RYAN: Michael Jordan was never better than Larry Bird was during Game 6 of the 1986 NBA Finals. Jordan, the great virtuoso, never dominated a game even defensively as much as Bird did that day. He even got a jump ball away from Hakeem Olajuwon. How can he do it? I don’t know, but he did it. Then when I co-wrote Larry’s autobiography, he identified that game as the one he was most prepared for of any he ever played. It vindicated my own feeling about how special that performance was. There was a triple-double but the numbers weren’t all that gaudy. 29-11-12. But it was dominance. If I could go back and watch him play one more time, and I’d rather watch him play than any other player all-time, that’s the game I’d go back to see.
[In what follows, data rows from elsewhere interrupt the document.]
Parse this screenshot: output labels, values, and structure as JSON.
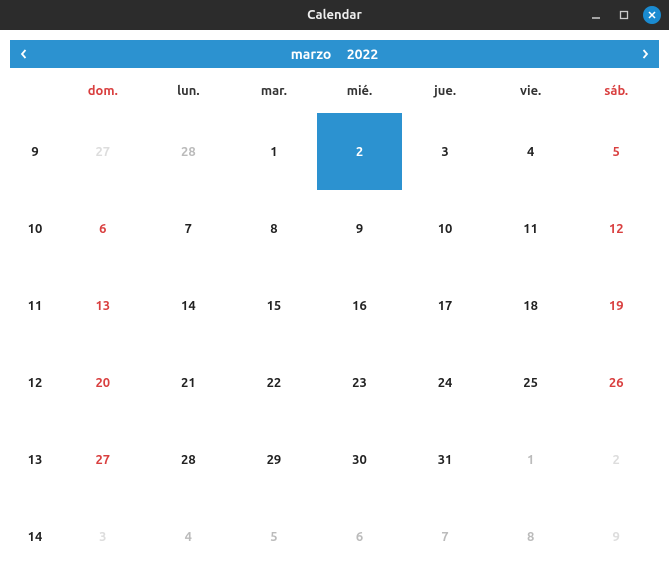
{
  "window": {
    "title": "Calendar"
  },
  "header": {
    "month": "marzo",
    "year": "2022"
  },
  "dow": [
    {
      "label": "dom.",
      "weekend": true
    },
    {
      "label": "lun.",
      "weekend": false
    },
    {
      "label": "mar.",
      "weekend": false
    },
    {
      "label": "mié.",
      "weekend": false
    },
    {
      "label": "jue.",
      "weekend": false
    },
    {
      "label": "vie.",
      "weekend": false
    },
    {
      "label": "sáb.",
      "weekend": true
    }
  ],
  "weeks": [
    {
      "num": "9",
      "days": [
        {
          "d": "27",
          "other": true,
          "weekend": true,
          "sel": false
        },
        {
          "d": "28",
          "other": true,
          "weekend": false,
          "sel": false
        },
        {
          "d": "1",
          "other": false,
          "weekend": false,
          "sel": false
        },
        {
          "d": "2",
          "other": false,
          "weekend": false,
          "sel": true
        },
        {
          "d": "3",
          "other": false,
          "weekend": false,
          "sel": false
        },
        {
          "d": "4",
          "other": false,
          "weekend": false,
          "sel": false
        },
        {
          "d": "5",
          "other": false,
          "weekend": true,
          "sel": false
        }
      ]
    },
    {
      "num": "10",
      "days": [
        {
          "d": "6",
          "other": false,
          "weekend": true,
          "sel": false
        },
        {
          "d": "7",
          "other": false,
          "weekend": false,
          "sel": false
        },
        {
          "d": "8",
          "other": false,
          "weekend": false,
          "sel": false
        },
        {
          "d": "9",
          "other": false,
          "weekend": false,
          "sel": false
        },
        {
          "d": "10",
          "other": false,
          "weekend": false,
          "sel": false
        },
        {
          "d": "11",
          "other": false,
          "weekend": false,
          "sel": false
        },
        {
          "d": "12",
          "other": false,
          "weekend": true,
          "sel": false
        }
      ]
    },
    {
      "num": "11",
      "days": [
        {
          "d": "13",
          "other": false,
          "weekend": true,
          "sel": false
        },
        {
          "d": "14",
          "other": false,
          "weekend": false,
          "sel": false
        },
        {
          "d": "15",
          "other": false,
          "weekend": false,
          "sel": false
        },
        {
          "d": "16",
          "other": false,
          "weekend": false,
          "sel": false
        },
        {
          "d": "17",
          "other": false,
          "weekend": false,
          "sel": false
        },
        {
          "d": "18",
          "other": false,
          "weekend": false,
          "sel": false
        },
        {
          "d": "19",
          "other": false,
          "weekend": true,
          "sel": false
        }
      ]
    },
    {
      "num": "12",
      "days": [
        {
          "d": "20",
          "other": false,
          "weekend": true,
          "sel": false
        },
        {
          "d": "21",
          "other": false,
          "weekend": false,
          "sel": false
        },
        {
          "d": "22",
          "other": false,
          "weekend": false,
          "sel": false
        },
        {
          "d": "23",
          "other": false,
          "weekend": false,
          "sel": false
        },
        {
          "d": "24",
          "other": false,
          "weekend": false,
          "sel": false
        },
        {
          "d": "25",
          "other": false,
          "weekend": false,
          "sel": false
        },
        {
          "d": "26",
          "other": false,
          "weekend": true,
          "sel": false
        }
      ]
    },
    {
      "num": "13",
      "days": [
        {
          "d": "27",
          "other": false,
          "weekend": true,
          "sel": false
        },
        {
          "d": "28",
          "other": false,
          "weekend": false,
          "sel": false
        },
        {
          "d": "29",
          "other": false,
          "weekend": false,
          "sel": false
        },
        {
          "d": "30",
          "other": false,
          "weekend": false,
          "sel": false
        },
        {
          "d": "31",
          "other": false,
          "weekend": false,
          "sel": false
        },
        {
          "d": "1",
          "other": true,
          "weekend": false,
          "sel": false
        },
        {
          "d": "2",
          "other": true,
          "weekend": true,
          "sel": false
        }
      ]
    },
    {
      "num": "14",
      "days": [
        {
          "d": "3",
          "other": true,
          "weekend": true,
          "sel": false
        },
        {
          "d": "4",
          "other": true,
          "weekend": false,
          "sel": false
        },
        {
          "d": "5",
          "other": true,
          "weekend": false,
          "sel": false
        },
        {
          "d": "6",
          "other": true,
          "weekend": false,
          "sel": false
        },
        {
          "d": "7",
          "other": true,
          "weekend": false,
          "sel": false
        },
        {
          "d": "8",
          "other": true,
          "weekend": false,
          "sel": false
        },
        {
          "d": "9",
          "other": true,
          "weekend": true,
          "sel": false
        }
      ]
    }
  ],
  "colors": {
    "accent": "#2c92d0",
    "weekend": "#d93f3f"
  }
}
PLAYBOY: You’ve had a good relationship with Bird, but he’s not your best interview, is he?

RYAN: The most memorable interview I ever conducted, and I didn’t even refer to it in the book, was a three-hour interview with Bill Veeck in the garden of his apartment complex in 1985. It was a thrill as a baseball fan and an admirer of Veeck. I met him in his capacity as the White Sox owner but didn’t know him. He was famously listed in the phone book so I looked him up and called him. He gave me three hours and it was fantastic.

Other than that, I had an interview when I wrote my minor league baseball book 40 years ago, Wait Till I Make the Show, for about two hours on a rainy afternoon in Trois-Rivières, Quebec with the manager of the Reading Phillies, who ranted about what’s wrong with the modern player. And straight out of central casting, his name was Jim Bunning. Before he became a congressman or senator, he was just the old school manager of the Reading Phillies.
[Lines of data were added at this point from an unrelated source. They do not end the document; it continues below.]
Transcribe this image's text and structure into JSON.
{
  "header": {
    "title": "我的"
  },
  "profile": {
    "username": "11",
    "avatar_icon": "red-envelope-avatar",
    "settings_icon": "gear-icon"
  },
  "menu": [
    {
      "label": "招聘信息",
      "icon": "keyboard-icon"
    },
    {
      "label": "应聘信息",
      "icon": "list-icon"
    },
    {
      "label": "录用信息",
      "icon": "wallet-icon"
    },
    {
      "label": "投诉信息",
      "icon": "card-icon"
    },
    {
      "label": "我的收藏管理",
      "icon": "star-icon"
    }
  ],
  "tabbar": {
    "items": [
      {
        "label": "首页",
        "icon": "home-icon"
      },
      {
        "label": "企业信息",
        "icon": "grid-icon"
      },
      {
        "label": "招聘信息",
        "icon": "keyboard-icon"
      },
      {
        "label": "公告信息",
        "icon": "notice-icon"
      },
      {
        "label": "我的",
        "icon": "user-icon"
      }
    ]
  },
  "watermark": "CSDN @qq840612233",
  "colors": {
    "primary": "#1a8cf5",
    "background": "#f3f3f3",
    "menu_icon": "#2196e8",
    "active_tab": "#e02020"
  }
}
PLAYBOY: So much of what people know about you is in relation to sports, some people may be surprised to see you devote a chapter in your book to your passion for music.

RYAN: If they decided to leave that chapter out, I would’ve understood. But I’m so glad they left it in. I have this theory that the spectrum of options for your leisure hours are not very broad. There’s television, there’s movies, there’s music, there’s art, there’s theater. Anything other than that is a hobby. You should have all of them in your life. And the thing about sports, and I can say that as someone who loves music and went to 116 movies in one year, but there’s something different about sports that gives you a buzz, it pushes a different button in you than all of those others. There’s nothing that matches two outs, bases loaded in the ninth, here comes the pitch. There’s nothing that matches fourth and goal. Nothing that matches clock winding down, Jordan’s got the ball. There’s nothing that matches hockey overtime, the greatest tension in sports. It’s not replicable in any other form of entertainment. And if you don’t have that in your life, you’re missing something.

Scribe: My Life in Sports by Bob Ryan is available now in bookstores and online.